== Exercise requirements ==
Only the count is wanted here: how many lines of the entries hold the string "price"?

* * *

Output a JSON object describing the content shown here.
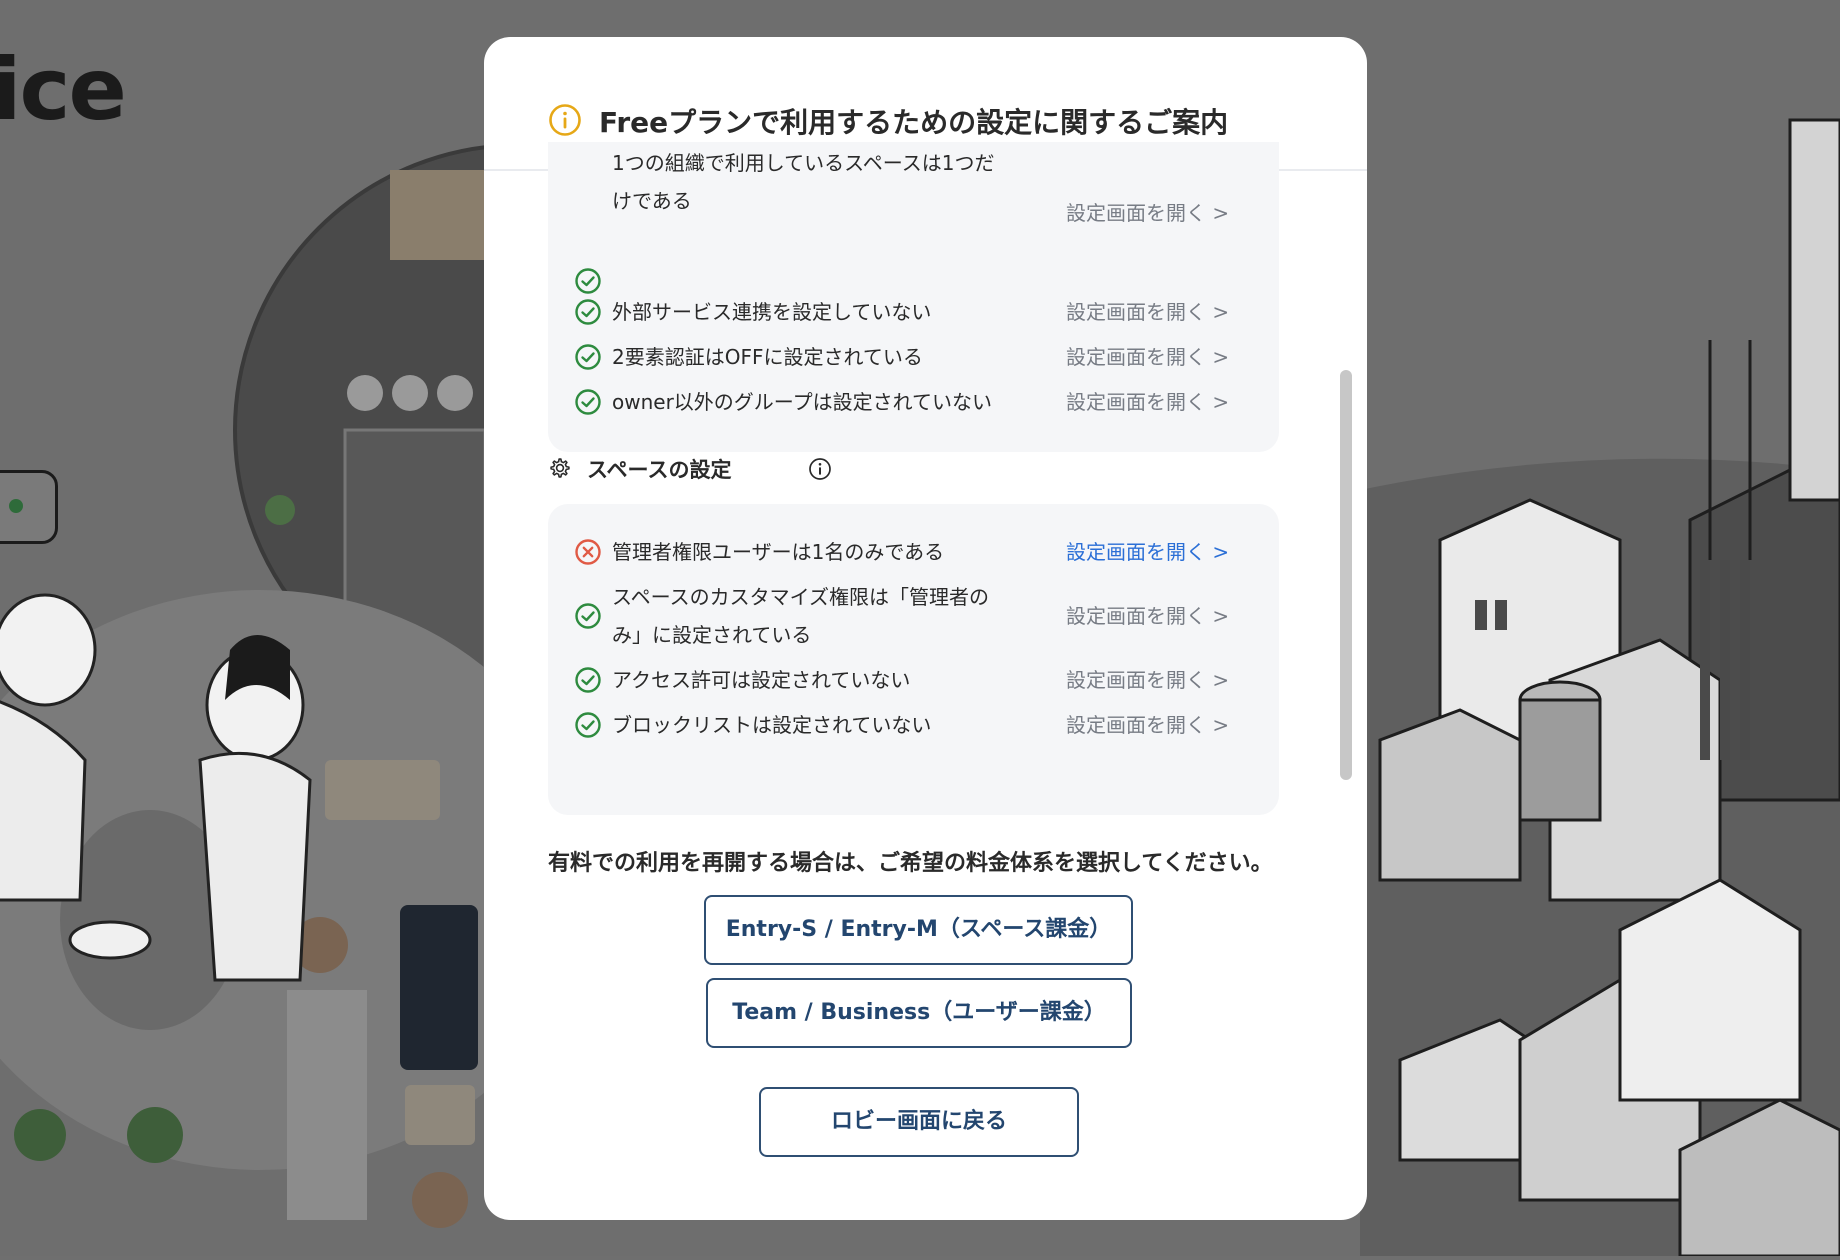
{
  "background": {
    "logo_text": "ice"
  },
  "modal": {
    "title": "Freeプランで利用するための設定に関するご案内",
    "organization_rows": [
      {
        "status": "ok",
        "text": "1つの組織で利用しているスペースは1つだけである",
        "link": "設定画面を開く >"
      },
      {
        "status": "ok",
        "text": "外部サービス連携を設定していない",
        "link": "設定画面を開く >"
      },
      {
        "status": "ok",
        "text": "2要素認証はOFFに設定されている",
        "link": "設定画面を開く >"
      },
      {
        "status": "ok",
        "text": "owner以外のグループは設定されていない",
        "link": "設定画面を開く >"
      }
    ],
    "space_section": {
      "title": "スペースの設定",
      "rows": [
        {
          "status": "error",
          "text": "管理者権限ユーザーは1名のみである",
          "link": "設定画面を開く >"
        },
        {
          "status": "ok",
          "text": "スペースのカスタマイズ権限は「管理者のみ」に設定されている",
          "link": "設定画面を開く >"
        },
        {
          "status": "ok",
          "text": "アクセス許可は設定されていない",
          "link": "設定画面を開く >"
        },
        {
          "status": "ok",
          "text": "ブロックリストは設定されていない",
          "link": "設定画面を開く >"
        }
      ]
    },
    "prompt": "有料での利用を再開する場合は、ご希望の料金体系を選択してください。",
    "buttons": {
      "entry": "Entry-S / Entry-M（スペース課金）",
      "team": "Team / Business（ユーザー課金）",
      "lobby": "ロビー画面に戻る"
    }
  },
  "colors": {
    "ok": "#2e8b3f",
    "error": "#e05a45",
    "info": "#e6a817",
    "link": "#777c85",
    "link_active": "#2b6fd6",
    "button_border": "#2f4f73"
  }
}
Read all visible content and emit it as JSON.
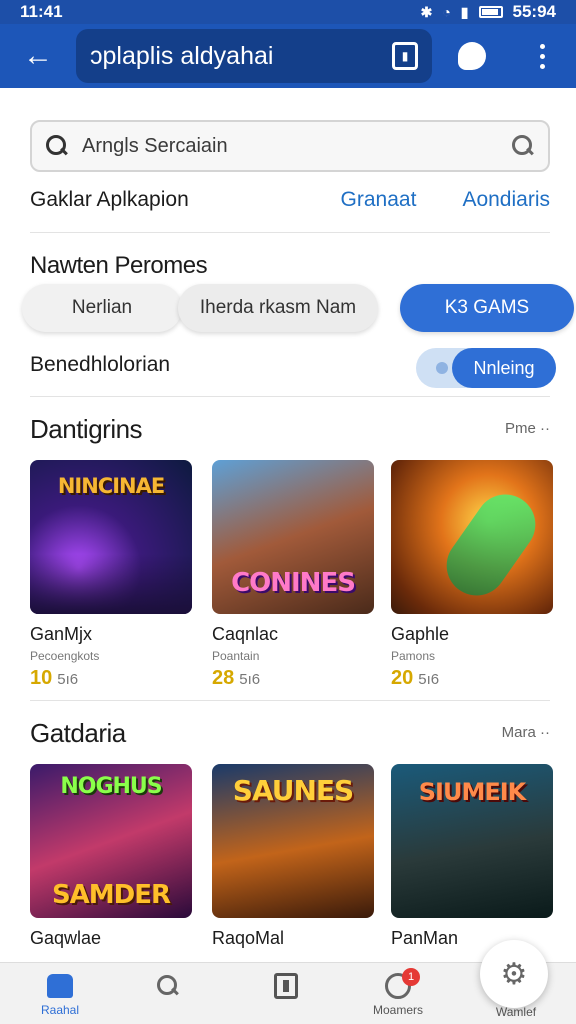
{
  "status": {
    "time_left": "11:41",
    "time_right": "55:94"
  },
  "appbar": {
    "title": "ɔplaplis aldyahai"
  },
  "search": {
    "placeholder": "Arngls Sercaiain"
  },
  "filter_row": {
    "label": "Gaklar Aplkapion",
    "link1": "Granaat",
    "link2": "Aondiaris"
  },
  "section_filters": {
    "title": "Nawten Peromes",
    "chips": [
      "Nerlian",
      "Iherda rkasm Nam",
      "K3 GAMS"
    ]
  },
  "benef": {
    "label": "Benedhlolorian",
    "toggle": "Nnleing"
  },
  "section1": {
    "title": "Dantigrins",
    "more": "Pme ··",
    "items": [
      {
        "name": "GanMjx",
        "sub": "Pecoengkots",
        "price": "10",
        "unit": "5ı6",
        "art": "NINCINAE"
      },
      {
        "name": "Caqnlac",
        "sub": "Poantain",
        "price": "28",
        "unit": "5ı6",
        "art": "CONINES"
      },
      {
        "name": "Gaphle",
        "sub": "Pamons",
        "price": "20",
        "unit": "5ı6",
        "art": ""
      }
    ]
  },
  "section2": {
    "title": "Gatdaria",
    "more": "Mara ··",
    "items": [
      {
        "name": "Gaqwlae",
        "art": "SAMDER",
        "art_top": "NOGHUS"
      },
      {
        "name": "RaqoMal",
        "art": "SAUNES",
        "art_top": ""
      },
      {
        "name": "PanMan",
        "art": "SIUMEIK",
        "art_top": ""
      }
    ]
  },
  "nav": {
    "home": "Raahal",
    "mid": "Moamers",
    "right": "Wamlef",
    "badge": "1"
  },
  "colors": {
    "primary": "#1d56b8",
    "accent": "#2f6fd6",
    "price": "#d6a800"
  }
}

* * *

== Output below ==
4